On August 2nd, the UK’s Express reported that British special forces were dressing up as ISIS jihadis and conducting operations in Iraq and Syria. Idiotically describing the tactic as “unorthodox”, the Express journalists said that “more than 120 members of the elite regiment are currently in the war-torn country“. Such a strategy can seem justified to those with only an official understanding of the Middle East conflict – where ISIS are the ‘baddies’ and Western operatives are the ‘goodies’ – and a hopelessly naive belief in the benevolence of the British military. But when viewed in the context of actual British military history in ‘conflict zones’ over the course of the 20th century, this story takes on a much more sinister form.
…wait a minute – wasn’t al-Qaeda supposed to be the worst terrorist group in the world? Isn’t the West leading a “global war on terror” whose main target is al-Qaeda? Shouldn’t the West be thanking Hezbollah, and showering it with rewards, for turning against global terrorist enemy number one?
Al-Qaeda is now the West’s darling in Syria. So anybody who resists al-Qaeda – as Hezbollah recently decided to do – is a “terrorist.”
Was the mortar shell really from Assad’s army, as claimed? What a bloody mess the CIA has created in Syria.

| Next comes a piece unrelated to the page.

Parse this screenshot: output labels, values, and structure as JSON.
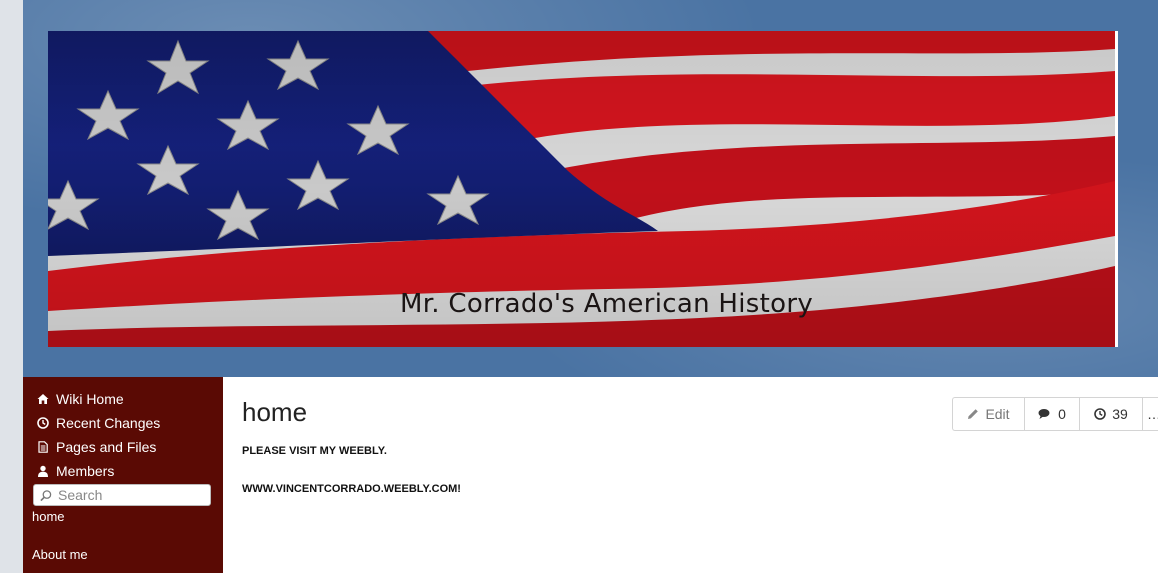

If history is anything to go by, this sort of thing will soon be featured in the US and other Western countries.